» Material for this exercise:
------------------------------------------------

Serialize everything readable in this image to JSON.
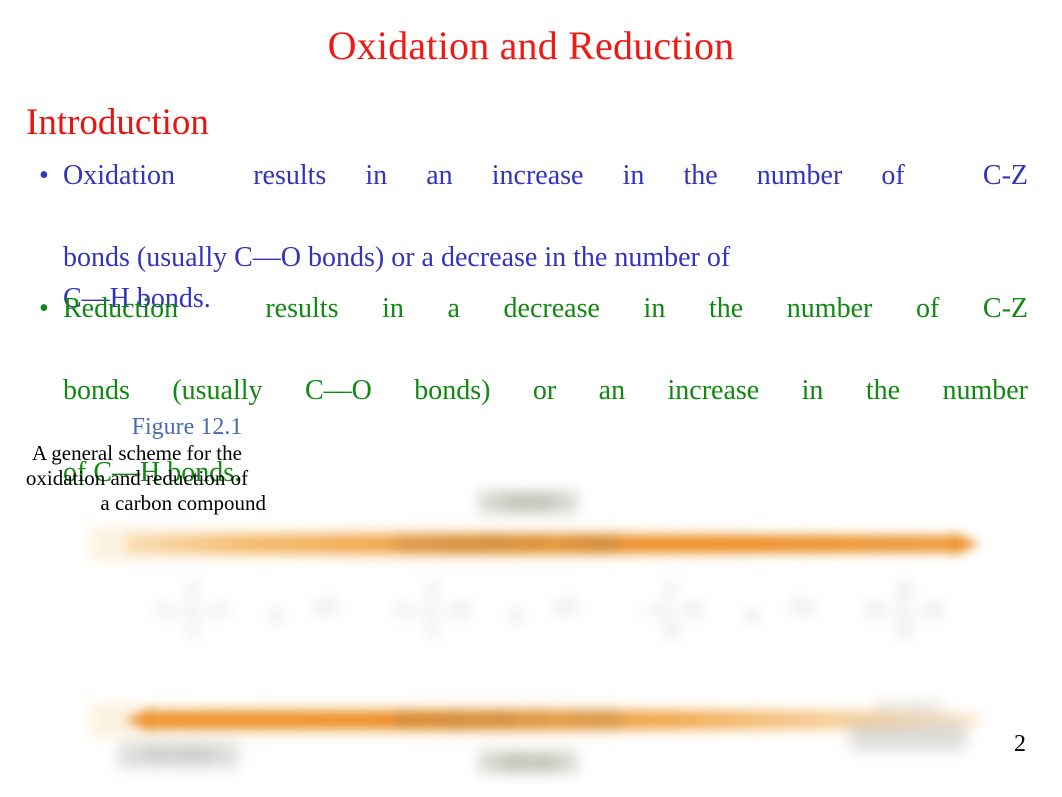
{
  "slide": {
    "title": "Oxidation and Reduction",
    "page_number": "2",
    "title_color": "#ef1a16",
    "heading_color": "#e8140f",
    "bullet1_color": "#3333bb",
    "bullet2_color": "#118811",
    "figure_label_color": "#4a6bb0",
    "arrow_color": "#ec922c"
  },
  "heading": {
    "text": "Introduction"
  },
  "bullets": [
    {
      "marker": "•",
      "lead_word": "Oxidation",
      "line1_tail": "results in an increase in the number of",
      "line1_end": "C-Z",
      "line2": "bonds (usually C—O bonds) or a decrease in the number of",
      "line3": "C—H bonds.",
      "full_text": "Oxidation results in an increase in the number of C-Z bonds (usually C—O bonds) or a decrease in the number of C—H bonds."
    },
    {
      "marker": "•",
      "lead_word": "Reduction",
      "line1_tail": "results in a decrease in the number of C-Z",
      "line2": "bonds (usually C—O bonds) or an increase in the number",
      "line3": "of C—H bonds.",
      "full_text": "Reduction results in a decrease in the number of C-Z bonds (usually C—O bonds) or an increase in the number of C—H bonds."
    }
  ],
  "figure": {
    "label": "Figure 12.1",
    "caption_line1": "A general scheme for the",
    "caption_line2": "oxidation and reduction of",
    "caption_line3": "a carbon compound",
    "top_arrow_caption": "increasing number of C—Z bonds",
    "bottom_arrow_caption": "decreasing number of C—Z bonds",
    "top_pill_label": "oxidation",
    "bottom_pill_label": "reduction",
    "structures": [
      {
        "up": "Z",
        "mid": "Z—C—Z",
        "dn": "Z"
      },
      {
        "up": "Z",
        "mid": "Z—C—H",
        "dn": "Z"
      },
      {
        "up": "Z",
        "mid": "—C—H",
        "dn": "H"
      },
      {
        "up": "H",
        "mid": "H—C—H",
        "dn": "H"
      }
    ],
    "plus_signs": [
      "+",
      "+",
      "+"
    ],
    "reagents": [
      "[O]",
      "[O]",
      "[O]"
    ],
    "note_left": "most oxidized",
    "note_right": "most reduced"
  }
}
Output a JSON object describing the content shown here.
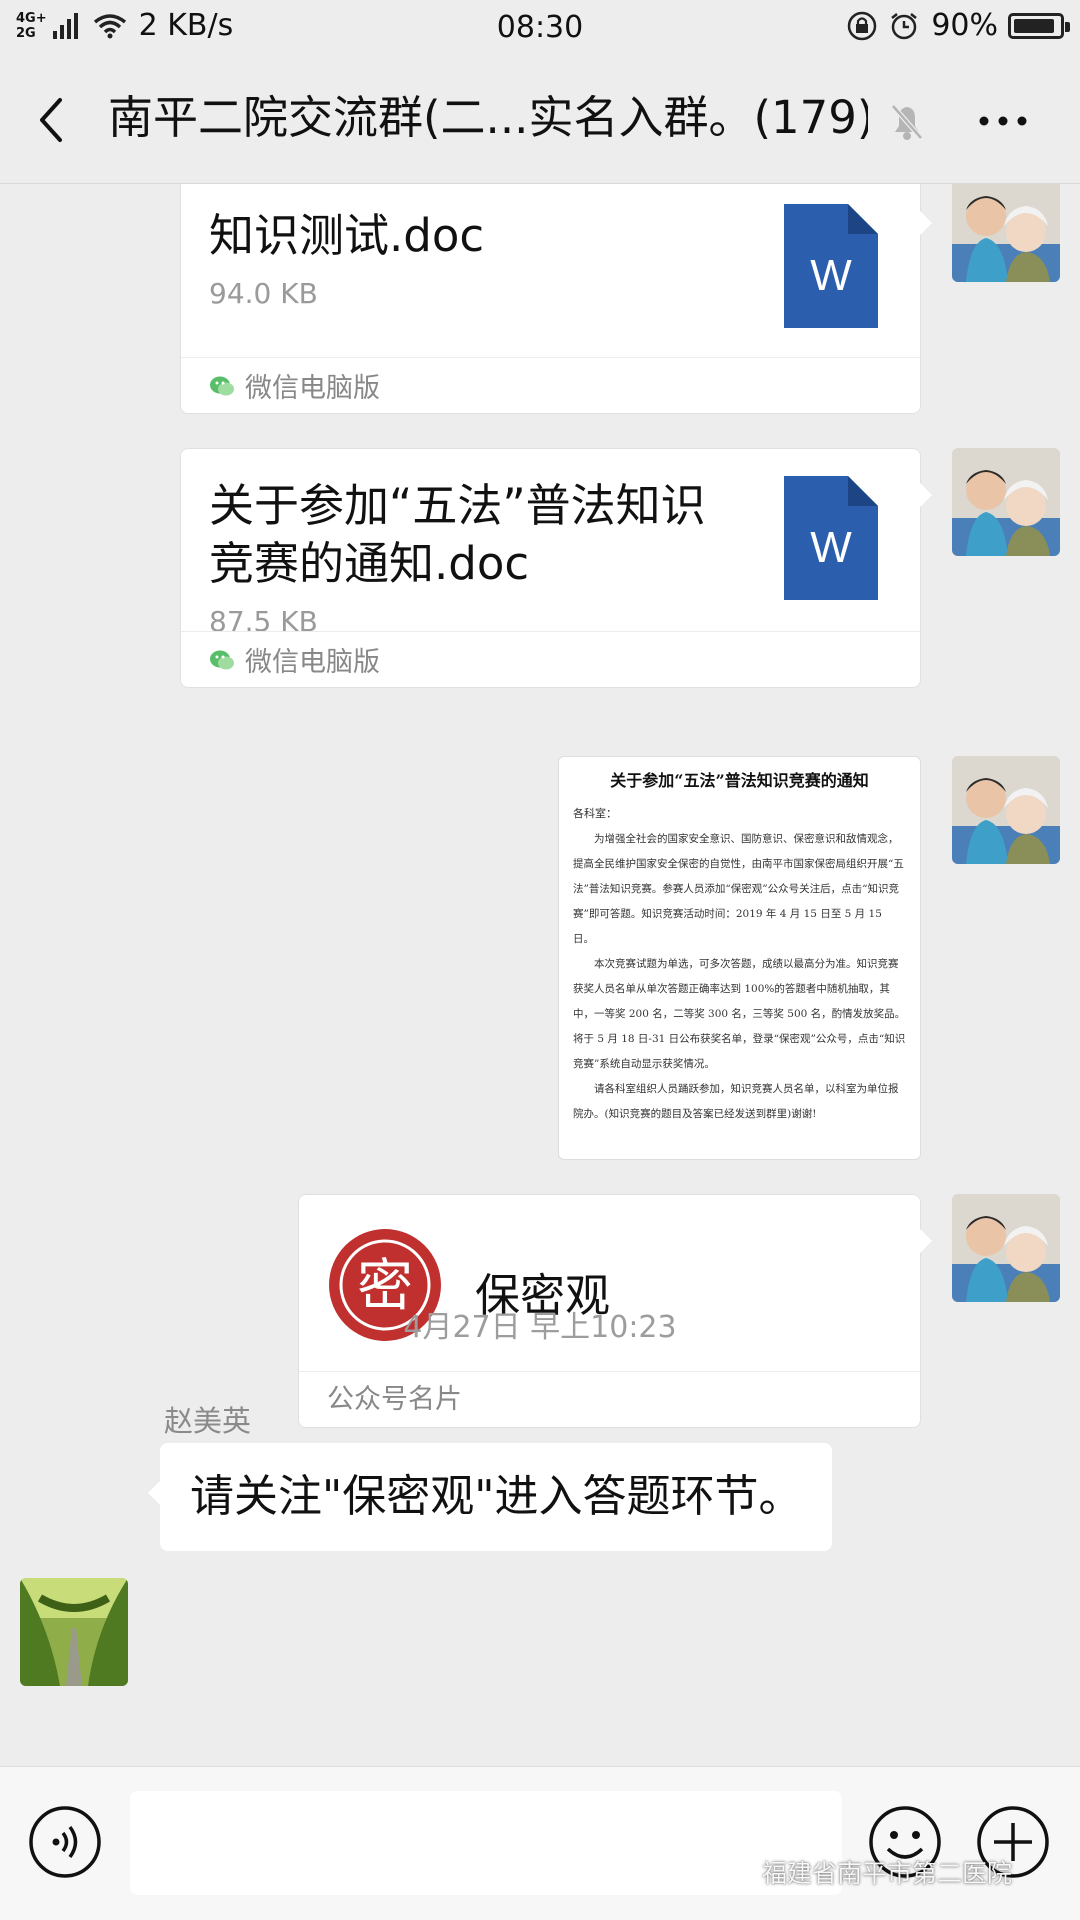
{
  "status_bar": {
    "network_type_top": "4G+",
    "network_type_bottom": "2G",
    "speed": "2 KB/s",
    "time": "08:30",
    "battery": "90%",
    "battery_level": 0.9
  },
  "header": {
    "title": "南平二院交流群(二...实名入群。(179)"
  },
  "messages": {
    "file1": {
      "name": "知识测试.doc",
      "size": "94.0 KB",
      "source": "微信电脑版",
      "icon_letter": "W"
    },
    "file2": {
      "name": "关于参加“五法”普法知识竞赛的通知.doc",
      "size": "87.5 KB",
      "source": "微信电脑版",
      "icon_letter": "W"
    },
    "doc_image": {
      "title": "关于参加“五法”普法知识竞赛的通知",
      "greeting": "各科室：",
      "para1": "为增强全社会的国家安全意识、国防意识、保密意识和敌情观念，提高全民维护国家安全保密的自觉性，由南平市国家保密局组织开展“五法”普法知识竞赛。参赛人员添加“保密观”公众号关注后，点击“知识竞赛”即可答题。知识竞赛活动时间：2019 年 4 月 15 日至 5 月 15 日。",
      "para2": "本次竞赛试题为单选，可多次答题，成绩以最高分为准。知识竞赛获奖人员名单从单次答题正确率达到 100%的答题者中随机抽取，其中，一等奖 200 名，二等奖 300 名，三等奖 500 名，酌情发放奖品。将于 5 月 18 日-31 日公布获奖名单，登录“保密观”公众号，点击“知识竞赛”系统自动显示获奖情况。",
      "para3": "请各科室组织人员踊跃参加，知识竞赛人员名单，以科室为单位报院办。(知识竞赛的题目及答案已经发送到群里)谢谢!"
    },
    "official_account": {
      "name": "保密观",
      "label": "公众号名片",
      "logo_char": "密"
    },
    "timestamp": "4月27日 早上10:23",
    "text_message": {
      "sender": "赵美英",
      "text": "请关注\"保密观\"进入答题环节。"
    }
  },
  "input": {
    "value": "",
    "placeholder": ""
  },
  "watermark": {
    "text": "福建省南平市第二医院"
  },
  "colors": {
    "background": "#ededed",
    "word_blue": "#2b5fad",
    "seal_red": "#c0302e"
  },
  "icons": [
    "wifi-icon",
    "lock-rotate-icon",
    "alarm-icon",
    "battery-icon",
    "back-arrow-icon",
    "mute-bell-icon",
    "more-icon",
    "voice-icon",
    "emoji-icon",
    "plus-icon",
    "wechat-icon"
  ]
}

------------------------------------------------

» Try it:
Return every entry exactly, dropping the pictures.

» Solution:
Serialize everything readable in this image to JSON.
{
  "slide": {
    "title": "Oxidation and Reduction",
    "page_number": "2",
    "title_color": "#ef1a16",
    "heading_color": "#e8140f",
    "bullet1_color": "#3333bb",
    "bullet2_color": "#118811",
    "figure_label_color": "#4a6bb0",
    "arrow_color": "#ec922c"
  },
  "heading": {
    "text": "Introduction"
  },
  "bullets": [
    {
      "marker": "•",
      "lead_word": "Oxidation",
      "line1_tail": "results in an increase in the number of",
      "line1_end": "C-Z",
      "line2": "bonds (usually C—O bonds) or a decrease in the number of",
      "line3": "C—H bonds.",
      "full_text": "Oxidation results in an increase in the number of C-Z bonds (usually C—O bonds) or a decrease in the number of C—H bonds."
    },
    {
      "marker": "•",
      "lead_word": "Reduction",
      "line1_tail": "results in a decrease in the number of C-Z",
      "line2": "bonds (usually C—O bonds) or an increase in the number",
      "line3": "of C—H bonds.",
      "full_text": "Reduction results in a decrease in the number of C-Z bonds (usually C—O bonds) or an increase in the number of C—H bonds."
    }
  ],
  "figure": {
    "label": "Figure 12.1",
    "caption_line1": "A general scheme for the",
    "caption_line2": "oxidation and reduction of",
    "caption_line3": "a carbon compound",
    "top_arrow_caption": "increasing number of C—Z bonds",
    "bottom_arrow_caption": "decreasing number of C—Z bonds",
    "top_pill_label": "oxidation",
    "bottom_pill_label": "reduction",
    "structures": [
      {
        "up": "Z",
        "mid": "Z—C—Z",
        "dn": "Z"
      },
      {
        "up": "Z",
        "mid": "Z—C—H",
        "dn": "Z"
      },
      {
        "up": "Z",
        "mid": "—C—H",
        "dn": "H"
      },
      {
        "up": "H",
        "mid": "H—C—H",
        "dn": "H"
      }
    ],
    "plus_signs": [
      "+",
      "+",
      "+"
    ],
    "reagents": [
      "[O]",
      "[O]",
      "[O]"
    ],
    "note_left": "most oxidized",
    "note_right": "most reduced"
  }
}
Output a JSON object describing the content shown here.
{
  "status_bar": {
    "network_type_top": "4G+",
    "network_type_bottom": "2G",
    "speed": "2 KB/s",
    "time": "08:30",
    "battery": "90%",
    "battery_level": 0.9
  },
  "header": {
    "title": "南平二院交流群(二...实名入群。(179)"
  },
  "messages": {
    "file1": {
      "name": "知识测试.doc",
      "size": "94.0 KB",
      "source": "微信电脑版",
      "icon_letter": "W"
    },
    "file2": {
      "name": "关于参加“五法”普法知识竞赛的通知.doc",
      "size": "87.5 KB",
      "source": "微信电脑版",
      "icon_letter": "W"
    },
    "doc_image": {
      "title": "关于参加“五法”普法知识竞赛的通知",
      "greeting": "各科室：",
      "para1": "为增强全社会的国家安全意识、国防意识、保密意识和敌情观念，提高全民维护国家安全保密的自觉性，由南平市国家保密局组织开展“五法”普法知识竞赛。参赛人员添加“保密观”公众号关注后，点击“知识竞赛”即可答题。知识竞赛活动时间：2019 年 4 月 15 日至 5 月 15 日。",
      "para2": "本次竞赛试题为单选，可多次答题，成绩以最高分为准。知识竞赛获奖人员名单从单次答题正确率达到 100%的答题者中随机抽取，其中，一等奖 200 名，二等奖 300 名，三等奖 500 名，酌情发放奖品。将于 5 月 18 日-31 日公布获奖名单，登录“保密观”公众号，点击“知识竞赛”系统自动显示获奖情况。",
      "para3": "请各科室组织人员踊跃参加，知识竞赛人员名单，以科室为单位报院办。(知识竞赛的题目及答案已经发送到群里)谢谢!"
    },
    "official_account": {
      "name": "保密观",
      "label": "公众号名片",
      "logo_char": "密"
    },
    "timestamp": "4月27日 早上10:23",
    "text_message": {
      "sender": "赵美英",
      "text": "请关注\"保密观\"进入答题环节。"
    }
  },
  "input": {
    "value": "",
    "placeholder": ""
  },
  "watermark": {
    "text": "福建省南平市第二医院"
  },
  "colors": {
    "background": "#ededed",
    "word_blue": "#2b5fad",
    "seal_red": "#c0302e"
  },
  "icons": [
    "wifi-icon",
    "lock-rotate-icon",
    "alarm-icon",
    "battery-icon",
    "back-arrow-icon",
    "mute-bell-icon",
    "more-icon",
    "voice-icon",
    "emoji-icon",
    "plus-icon",
    "wechat-icon"
  ]
}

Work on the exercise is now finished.